Users said the digital sky was falling when Instagram was acquired by Facebook for $1 billion in 2012. They cried and caterwauled when the company included admittedly icky language to its terms of use, stating that users' images could appear in connection with ads with zero compensation to them. But Instagram heard the cries and removed that line; and since the Facebook acquisition, its user base has grown from 30 million to 150 million. Instagram is not going anywhere.

Also, did anyone not see this coming? Both Twitter and Facebook have integrated ads into their services. As Bloomberg Businessweek notes, "Twitter’s success with promoted tweets shows that a few artfully placed ads won’t necessarily ruin a socia media site." Pinterest announced not long ago that it would begin an ad program, too.

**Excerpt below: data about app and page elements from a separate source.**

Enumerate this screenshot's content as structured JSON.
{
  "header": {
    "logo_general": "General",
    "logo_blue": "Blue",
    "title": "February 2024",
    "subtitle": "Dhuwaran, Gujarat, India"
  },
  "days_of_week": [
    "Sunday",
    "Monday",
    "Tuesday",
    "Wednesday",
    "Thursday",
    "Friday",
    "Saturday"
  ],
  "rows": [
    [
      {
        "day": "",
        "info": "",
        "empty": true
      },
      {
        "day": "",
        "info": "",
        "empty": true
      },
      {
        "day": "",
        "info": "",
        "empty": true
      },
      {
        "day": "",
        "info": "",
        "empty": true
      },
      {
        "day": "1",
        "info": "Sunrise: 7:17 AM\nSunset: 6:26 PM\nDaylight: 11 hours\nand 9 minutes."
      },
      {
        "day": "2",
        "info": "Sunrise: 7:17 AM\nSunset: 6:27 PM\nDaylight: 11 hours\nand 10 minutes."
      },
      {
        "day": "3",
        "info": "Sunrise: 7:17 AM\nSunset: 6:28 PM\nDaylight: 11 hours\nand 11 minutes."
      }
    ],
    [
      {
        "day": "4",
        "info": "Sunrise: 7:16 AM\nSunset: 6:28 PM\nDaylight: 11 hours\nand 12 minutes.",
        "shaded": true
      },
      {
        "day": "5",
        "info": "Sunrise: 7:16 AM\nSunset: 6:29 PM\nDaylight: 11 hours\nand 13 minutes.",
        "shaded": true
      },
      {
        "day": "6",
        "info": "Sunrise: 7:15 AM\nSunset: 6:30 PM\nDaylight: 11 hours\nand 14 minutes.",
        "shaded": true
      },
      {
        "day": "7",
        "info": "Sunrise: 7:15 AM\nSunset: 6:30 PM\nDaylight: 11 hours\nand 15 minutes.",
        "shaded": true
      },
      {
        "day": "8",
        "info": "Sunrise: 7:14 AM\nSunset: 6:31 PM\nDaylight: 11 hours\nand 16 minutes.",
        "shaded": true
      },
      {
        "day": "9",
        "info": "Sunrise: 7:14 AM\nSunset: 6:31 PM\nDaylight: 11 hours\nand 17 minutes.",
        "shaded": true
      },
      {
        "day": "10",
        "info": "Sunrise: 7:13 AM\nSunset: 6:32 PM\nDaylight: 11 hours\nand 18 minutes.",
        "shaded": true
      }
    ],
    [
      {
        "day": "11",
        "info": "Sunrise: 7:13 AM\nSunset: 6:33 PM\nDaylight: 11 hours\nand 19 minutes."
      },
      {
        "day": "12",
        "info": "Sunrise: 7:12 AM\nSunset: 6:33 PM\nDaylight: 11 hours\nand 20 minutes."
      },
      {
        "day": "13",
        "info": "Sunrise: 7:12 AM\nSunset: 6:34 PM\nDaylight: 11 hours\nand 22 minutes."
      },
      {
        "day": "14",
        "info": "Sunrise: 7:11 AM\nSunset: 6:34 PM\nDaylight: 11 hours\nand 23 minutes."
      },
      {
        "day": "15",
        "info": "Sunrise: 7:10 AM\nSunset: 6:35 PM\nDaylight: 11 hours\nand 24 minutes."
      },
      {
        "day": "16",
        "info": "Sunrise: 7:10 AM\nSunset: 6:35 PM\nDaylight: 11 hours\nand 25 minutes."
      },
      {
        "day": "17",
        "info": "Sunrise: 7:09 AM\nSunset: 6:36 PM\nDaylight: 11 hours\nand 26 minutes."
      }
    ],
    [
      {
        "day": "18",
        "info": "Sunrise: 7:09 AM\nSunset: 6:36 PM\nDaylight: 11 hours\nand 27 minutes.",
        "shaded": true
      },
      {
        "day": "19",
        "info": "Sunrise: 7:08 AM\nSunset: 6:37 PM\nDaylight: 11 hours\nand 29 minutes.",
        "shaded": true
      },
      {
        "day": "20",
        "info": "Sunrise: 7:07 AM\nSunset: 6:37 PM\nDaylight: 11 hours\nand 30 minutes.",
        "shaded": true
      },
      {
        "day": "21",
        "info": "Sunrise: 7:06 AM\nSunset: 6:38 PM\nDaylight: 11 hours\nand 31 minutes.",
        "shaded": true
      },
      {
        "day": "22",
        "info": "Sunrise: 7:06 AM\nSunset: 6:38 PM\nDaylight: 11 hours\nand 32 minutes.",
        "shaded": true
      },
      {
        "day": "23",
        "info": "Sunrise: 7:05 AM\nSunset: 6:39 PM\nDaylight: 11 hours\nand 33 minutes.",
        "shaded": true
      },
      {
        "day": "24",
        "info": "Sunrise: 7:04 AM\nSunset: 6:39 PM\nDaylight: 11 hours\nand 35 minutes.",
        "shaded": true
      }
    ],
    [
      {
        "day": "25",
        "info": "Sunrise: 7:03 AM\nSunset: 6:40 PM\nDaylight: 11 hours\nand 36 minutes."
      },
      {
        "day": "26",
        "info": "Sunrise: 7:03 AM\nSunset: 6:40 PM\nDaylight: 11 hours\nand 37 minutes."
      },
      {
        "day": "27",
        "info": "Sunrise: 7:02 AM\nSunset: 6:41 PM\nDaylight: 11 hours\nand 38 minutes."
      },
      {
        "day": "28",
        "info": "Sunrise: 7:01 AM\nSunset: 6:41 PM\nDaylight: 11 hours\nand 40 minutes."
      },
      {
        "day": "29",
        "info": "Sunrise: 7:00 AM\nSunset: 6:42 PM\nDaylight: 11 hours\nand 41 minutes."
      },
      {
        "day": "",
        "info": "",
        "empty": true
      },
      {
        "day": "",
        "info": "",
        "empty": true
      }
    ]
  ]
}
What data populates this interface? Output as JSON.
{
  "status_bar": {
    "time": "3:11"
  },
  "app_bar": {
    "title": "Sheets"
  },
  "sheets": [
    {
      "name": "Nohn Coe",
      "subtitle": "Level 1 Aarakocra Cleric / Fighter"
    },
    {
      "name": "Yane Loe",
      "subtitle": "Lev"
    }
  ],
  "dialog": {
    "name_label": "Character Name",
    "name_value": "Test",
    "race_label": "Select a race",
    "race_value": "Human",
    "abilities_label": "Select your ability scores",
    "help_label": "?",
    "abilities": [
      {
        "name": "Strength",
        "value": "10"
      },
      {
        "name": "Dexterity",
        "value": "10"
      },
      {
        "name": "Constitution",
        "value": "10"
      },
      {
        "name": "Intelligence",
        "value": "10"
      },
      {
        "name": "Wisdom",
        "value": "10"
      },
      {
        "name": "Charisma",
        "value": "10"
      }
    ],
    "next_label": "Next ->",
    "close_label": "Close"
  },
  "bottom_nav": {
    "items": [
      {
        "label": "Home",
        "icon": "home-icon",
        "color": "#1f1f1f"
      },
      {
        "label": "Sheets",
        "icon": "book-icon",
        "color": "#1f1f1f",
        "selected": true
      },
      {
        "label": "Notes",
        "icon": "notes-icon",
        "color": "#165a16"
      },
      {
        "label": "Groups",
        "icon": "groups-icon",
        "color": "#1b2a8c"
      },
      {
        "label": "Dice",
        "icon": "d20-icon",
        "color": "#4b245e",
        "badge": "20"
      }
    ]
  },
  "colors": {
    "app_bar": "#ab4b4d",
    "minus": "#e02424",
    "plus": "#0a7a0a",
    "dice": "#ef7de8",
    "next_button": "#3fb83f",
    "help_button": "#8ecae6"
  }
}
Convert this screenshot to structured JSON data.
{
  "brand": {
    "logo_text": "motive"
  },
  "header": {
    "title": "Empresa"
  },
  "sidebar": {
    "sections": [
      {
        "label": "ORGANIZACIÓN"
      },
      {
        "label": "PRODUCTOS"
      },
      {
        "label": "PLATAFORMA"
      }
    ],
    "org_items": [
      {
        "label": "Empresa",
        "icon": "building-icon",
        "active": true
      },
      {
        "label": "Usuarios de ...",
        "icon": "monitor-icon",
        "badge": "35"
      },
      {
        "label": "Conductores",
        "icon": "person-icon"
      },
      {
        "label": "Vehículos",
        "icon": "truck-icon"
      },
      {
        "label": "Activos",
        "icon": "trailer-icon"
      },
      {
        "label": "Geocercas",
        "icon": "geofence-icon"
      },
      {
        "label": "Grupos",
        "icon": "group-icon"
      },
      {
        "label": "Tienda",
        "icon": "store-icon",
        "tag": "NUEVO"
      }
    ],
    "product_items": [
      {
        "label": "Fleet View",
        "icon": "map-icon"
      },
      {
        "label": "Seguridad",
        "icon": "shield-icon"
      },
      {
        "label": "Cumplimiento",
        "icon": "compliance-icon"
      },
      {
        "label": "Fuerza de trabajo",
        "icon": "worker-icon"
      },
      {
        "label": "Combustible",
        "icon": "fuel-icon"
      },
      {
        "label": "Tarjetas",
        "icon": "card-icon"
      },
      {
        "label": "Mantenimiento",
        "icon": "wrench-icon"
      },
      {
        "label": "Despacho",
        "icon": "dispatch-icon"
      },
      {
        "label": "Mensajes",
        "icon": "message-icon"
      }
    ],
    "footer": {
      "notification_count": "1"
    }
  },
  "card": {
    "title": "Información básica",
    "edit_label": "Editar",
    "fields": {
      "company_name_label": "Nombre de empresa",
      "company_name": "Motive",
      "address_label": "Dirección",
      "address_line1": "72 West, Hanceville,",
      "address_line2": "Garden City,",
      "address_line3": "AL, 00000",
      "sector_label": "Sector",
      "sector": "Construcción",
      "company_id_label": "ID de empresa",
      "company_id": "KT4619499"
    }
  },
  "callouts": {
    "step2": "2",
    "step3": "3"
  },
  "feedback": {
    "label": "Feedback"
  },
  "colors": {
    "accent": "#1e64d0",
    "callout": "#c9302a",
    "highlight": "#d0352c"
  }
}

That is not, of course, meant to defend Instagram's decision. Other commenters on the Instagram blog asked why the company didn't choose to offer a paid, premium, ad-free version of the platform instead. It's a valid question, and one that the company likely posed to itself already. But, if we were to guess, we'd say it wagered that the number of users who will grumble but still use the service with ads greatly outnumber the people willing to pay for it.

In the meantime, let's just be thankful for the freedom of selfie expression. (Bloomberg Businessweek)
instagramPhoto: Via Bloomberg Businessweek.